### WORKING DATA:
+ + + + + + +
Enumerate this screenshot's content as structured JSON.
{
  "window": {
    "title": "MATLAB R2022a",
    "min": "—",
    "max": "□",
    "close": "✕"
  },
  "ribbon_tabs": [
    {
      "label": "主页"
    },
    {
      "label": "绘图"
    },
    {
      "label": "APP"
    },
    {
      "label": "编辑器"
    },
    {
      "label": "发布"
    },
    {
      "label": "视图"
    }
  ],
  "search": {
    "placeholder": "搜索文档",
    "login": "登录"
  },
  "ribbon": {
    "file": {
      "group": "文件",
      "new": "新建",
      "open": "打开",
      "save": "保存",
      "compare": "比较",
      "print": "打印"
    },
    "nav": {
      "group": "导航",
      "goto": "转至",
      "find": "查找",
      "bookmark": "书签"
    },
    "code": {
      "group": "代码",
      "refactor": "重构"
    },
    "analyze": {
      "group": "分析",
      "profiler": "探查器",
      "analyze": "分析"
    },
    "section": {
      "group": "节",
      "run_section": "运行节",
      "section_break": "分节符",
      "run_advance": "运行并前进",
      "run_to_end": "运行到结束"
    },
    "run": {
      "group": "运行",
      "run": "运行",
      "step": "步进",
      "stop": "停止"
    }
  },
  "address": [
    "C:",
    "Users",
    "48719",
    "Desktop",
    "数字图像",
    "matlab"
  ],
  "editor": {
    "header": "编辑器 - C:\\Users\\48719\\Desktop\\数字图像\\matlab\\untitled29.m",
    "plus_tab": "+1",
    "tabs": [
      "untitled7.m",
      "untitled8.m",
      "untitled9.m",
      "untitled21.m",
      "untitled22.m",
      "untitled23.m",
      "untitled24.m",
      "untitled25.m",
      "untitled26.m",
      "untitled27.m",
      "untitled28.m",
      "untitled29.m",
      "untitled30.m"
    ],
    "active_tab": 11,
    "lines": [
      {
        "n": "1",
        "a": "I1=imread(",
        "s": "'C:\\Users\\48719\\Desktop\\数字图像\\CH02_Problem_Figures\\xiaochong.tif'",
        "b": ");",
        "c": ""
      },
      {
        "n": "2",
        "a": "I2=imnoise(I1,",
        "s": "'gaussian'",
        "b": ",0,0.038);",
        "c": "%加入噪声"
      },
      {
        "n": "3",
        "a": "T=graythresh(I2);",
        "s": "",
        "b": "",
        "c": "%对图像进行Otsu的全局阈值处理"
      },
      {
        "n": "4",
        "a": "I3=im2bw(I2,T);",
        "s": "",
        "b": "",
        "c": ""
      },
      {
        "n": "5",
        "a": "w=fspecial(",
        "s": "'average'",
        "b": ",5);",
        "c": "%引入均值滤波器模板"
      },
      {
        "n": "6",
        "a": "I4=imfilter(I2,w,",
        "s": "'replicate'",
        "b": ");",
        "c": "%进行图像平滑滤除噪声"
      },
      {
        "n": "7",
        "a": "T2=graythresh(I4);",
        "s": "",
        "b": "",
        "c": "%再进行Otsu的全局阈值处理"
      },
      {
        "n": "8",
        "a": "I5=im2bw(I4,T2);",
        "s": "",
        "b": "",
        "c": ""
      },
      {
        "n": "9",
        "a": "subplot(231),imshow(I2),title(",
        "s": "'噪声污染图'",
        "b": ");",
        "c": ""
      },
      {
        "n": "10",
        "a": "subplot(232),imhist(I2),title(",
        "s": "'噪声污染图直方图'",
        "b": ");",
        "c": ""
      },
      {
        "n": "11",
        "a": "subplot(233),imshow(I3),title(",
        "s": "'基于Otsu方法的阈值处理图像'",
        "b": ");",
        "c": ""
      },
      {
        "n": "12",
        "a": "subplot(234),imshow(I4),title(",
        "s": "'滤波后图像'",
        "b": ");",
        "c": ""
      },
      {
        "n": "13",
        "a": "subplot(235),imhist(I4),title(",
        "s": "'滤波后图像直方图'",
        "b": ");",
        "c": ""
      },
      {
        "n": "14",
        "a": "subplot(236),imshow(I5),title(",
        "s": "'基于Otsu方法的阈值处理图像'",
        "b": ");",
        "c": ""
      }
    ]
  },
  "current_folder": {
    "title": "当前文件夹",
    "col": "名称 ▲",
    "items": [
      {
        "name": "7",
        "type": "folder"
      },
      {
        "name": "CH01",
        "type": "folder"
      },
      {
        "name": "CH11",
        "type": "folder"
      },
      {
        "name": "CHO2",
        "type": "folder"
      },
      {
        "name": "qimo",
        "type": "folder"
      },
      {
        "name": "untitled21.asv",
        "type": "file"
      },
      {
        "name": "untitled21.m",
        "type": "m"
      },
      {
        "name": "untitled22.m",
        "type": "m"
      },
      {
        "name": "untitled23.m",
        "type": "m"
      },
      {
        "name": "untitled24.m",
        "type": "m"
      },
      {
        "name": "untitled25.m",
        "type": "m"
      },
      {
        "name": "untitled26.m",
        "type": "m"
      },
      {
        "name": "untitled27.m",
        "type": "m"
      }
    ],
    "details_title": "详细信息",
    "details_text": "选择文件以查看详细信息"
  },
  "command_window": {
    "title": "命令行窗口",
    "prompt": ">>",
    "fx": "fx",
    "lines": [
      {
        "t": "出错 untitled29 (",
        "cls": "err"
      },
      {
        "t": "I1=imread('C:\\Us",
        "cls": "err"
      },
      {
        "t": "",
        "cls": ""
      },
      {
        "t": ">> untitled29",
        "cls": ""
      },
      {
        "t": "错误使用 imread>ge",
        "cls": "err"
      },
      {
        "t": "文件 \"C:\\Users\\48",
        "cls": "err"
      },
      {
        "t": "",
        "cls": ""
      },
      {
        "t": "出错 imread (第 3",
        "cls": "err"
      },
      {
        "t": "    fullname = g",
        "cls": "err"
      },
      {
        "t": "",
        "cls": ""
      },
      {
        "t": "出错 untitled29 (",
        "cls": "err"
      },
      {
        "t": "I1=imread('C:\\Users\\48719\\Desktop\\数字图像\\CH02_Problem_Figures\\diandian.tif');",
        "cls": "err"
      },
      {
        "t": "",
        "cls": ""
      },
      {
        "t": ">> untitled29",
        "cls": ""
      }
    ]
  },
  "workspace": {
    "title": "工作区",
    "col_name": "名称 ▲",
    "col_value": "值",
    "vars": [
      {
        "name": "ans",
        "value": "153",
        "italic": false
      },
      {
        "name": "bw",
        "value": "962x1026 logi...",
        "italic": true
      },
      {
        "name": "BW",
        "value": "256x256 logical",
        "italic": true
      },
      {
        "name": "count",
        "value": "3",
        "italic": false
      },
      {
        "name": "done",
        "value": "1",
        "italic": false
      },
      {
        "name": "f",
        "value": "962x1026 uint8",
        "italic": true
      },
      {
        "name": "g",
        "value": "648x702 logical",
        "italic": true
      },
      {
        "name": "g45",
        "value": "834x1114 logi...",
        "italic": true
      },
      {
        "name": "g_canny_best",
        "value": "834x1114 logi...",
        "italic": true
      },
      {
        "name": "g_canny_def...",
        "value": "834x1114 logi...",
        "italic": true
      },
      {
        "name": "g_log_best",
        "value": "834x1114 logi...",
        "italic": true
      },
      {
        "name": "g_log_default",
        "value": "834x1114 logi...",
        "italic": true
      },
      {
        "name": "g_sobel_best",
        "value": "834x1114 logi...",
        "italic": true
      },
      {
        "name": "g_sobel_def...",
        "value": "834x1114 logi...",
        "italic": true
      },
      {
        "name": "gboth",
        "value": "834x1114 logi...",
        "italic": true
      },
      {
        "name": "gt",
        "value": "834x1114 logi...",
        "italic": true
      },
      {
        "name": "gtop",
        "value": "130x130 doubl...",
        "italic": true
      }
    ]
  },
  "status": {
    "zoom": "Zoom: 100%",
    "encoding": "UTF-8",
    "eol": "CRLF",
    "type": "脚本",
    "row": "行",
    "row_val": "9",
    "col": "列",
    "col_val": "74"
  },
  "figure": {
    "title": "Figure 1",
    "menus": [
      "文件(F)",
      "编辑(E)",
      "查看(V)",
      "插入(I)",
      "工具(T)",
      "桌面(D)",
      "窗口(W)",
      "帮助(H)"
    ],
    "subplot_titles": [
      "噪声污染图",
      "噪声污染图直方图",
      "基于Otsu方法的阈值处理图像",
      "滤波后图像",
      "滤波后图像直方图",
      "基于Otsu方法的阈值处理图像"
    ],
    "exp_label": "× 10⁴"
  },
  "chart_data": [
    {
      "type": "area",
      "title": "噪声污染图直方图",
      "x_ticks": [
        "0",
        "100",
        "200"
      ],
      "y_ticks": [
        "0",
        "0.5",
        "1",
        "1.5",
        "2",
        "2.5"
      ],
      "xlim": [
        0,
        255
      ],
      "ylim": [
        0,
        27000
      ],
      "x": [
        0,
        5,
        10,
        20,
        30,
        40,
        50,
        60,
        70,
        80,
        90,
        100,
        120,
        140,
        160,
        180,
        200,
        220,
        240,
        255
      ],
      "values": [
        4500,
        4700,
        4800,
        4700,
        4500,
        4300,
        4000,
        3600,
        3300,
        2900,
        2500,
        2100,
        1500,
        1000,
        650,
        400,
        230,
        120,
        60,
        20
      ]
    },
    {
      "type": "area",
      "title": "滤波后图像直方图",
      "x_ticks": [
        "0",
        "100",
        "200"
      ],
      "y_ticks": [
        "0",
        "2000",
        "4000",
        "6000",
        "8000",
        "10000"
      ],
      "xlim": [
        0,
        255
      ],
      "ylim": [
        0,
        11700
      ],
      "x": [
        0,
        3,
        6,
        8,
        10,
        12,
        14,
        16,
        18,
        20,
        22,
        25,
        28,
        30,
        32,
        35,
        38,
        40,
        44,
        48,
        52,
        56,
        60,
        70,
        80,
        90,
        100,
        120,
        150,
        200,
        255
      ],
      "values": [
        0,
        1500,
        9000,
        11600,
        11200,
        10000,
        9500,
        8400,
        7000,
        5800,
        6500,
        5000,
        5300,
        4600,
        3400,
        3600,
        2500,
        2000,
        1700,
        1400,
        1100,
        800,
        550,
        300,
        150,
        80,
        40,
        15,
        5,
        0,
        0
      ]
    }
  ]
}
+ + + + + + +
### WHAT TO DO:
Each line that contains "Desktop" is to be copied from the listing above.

### RESULT OF THIS TASK:
    "Desktop",
    "header": "编辑器 - C:\\Users\\48719\\Desktop\\数字图像\\matlab\\untitled29.m",
        "s": "'C:\\Users\\48719\\Desktop\\数字图像\\CH02_Problem_Figures\\xiaochong.tif'",
        "t": "I1=imread('C:\\Users\\48719\\Desktop\\数字图像\\CH02_Problem_Figures\\diandian.tif');",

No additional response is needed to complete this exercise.